Verizon LTE uses sims cards and through a hobbled together authentication system to connect the two largely incompatible systems, the LTE system uses the sim card to tell the legacy CDMA system that the phone is authorized on the cdma network, it's needs middleware to even get the two systems to talk to each other because they are totally different standards.
LTE is based on GSM, that's why it uses sim cards.

No idea, In fact, I'm a little pissed at these security researchers who would announce something like this and knowingly get people worked up, then not tell anyone if they are affected or not or how to check.

All to promote their talk at Black Hat. It seems like they have lost their priorities a little bit.

I disagree with this. They have published enough information about the exploit for carriers to be able to come forward and say "our cards are not affected" (as a number of German carriers have already done. Push your carrier to find out how your sim card is encrypted and whether or not their sim cards do indeed respond to OTAs with an invalid signature which the condition for this to work in the first place. We don't even know what it takes to get that information if all you have is your phone, and neither do you if I understand you correctly. So no need to be pissed. :)

The difference is I'm not sending out press releases telling people that 500 million users cell phones are able to be hacked but you have to wait for my speech in Las Vegas to find out more.

Fearmongering for the sake of publicity is dead wrong.

Jerry, as always, is the voice of reason. I'm more than a little disappointed at a security company trying to squeeze a few more dollars/yen/pounds/euros off of the back of healthy paranoia.

From what I read, it's not just that the SIM uses single DES keys, but also that the SIM software returns a cryptographic checksum of the encrypted error message. They said 90% of the SIMs they tested didn't return a checksum, which means there's nothing available to validate their brute force attack against. And even if the checksum is returned, the checksum isn't very revealing by itself. They'd have to accumulate thousands of encrypted data and checksum combinations, and then brute force try to decrypt each piece of data with one of 2^54 (18 quadrillion) different key values to find the one that works.

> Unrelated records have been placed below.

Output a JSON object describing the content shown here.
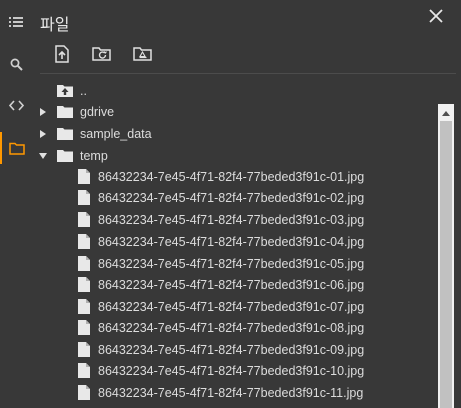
{
  "panel": {
    "title": "파일"
  },
  "rail": {
    "items": [
      {
        "icon": "list-icon"
      },
      {
        "icon": "search-icon"
      },
      {
        "icon": "code-icon"
      },
      {
        "icon": "folder-icon",
        "active": true
      }
    ]
  },
  "toolbar": {
    "items": [
      {
        "icon": "upload-file-icon"
      },
      {
        "icon": "refresh-folder-icon"
      },
      {
        "icon": "mount-drive-icon"
      }
    ]
  },
  "tree": {
    "parent_label": "..",
    "folders": [
      {
        "label": "gdrive",
        "expanded": false
      },
      {
        "label": "sample_data",
        "expanded": false
      },
      {
        "label": "temp",
        "expanded": true
      }
    ],
    "files": [
      "86432234-7e45-4f71-82f4-77beded3f91c-01.jpg",
      "86432234-7e45-4f71-82f4-77beded3f91c-02.jpg",
      "86432234-7e45-4f71-82f4-77beded3f91c-03.jpg",
      "86432234-7e45-4f71-82f4-77beded3f91c-04.jpg",
      "86432234-7e45-4f71-82f4-77beded3f91c-05.jpg",
      "86432234-7e45-4f71-82f4-77beded3f91c-06.jpg",
      "86432234-7e45-4f71-82f4-77beded3f91c-07.jpg",
      "86432234-7e45-4f71-82f4-77beded3f91c-08.jpg",
      "86432234-7e45-4f71-82f4-77beded3f91c-09.jpg",
      "86432234-7e45-4f71-82f4-77beded3f91c-10.jpg",
      "86432234-7e45-4f71-82f4-77beded3f91c-11.jpg"
    ]
  },
  "colors": {
    "background": "#383838",
    "accent": "#ff9800",
    "text": "#dcdcdc"
  }
}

So it's not like 500 million SIMs have been compromised. It's that 500 million SIMs are apparently susceptible to this attack. So IF your SIM uses single DES keys, and IF it returns checksums on errors, and IF an attacker targets you specifically and decides it's worth dedicating the procsesing power to trying to crack your key, THEN you've got something to worry about. Let's just say, I'm not losing any sleep over it.

Side note: it's not that single DES is flawed. It's that technology now allows us to easily brute force attack it. The same will eventually be true for triple DES and even AES keys. For example, NIST recommends that triple DES only be used up until 2030.

Im pretty sure of the 500 million of the 7 billion ever made are really old cards and probably not in your S4 or HTC One.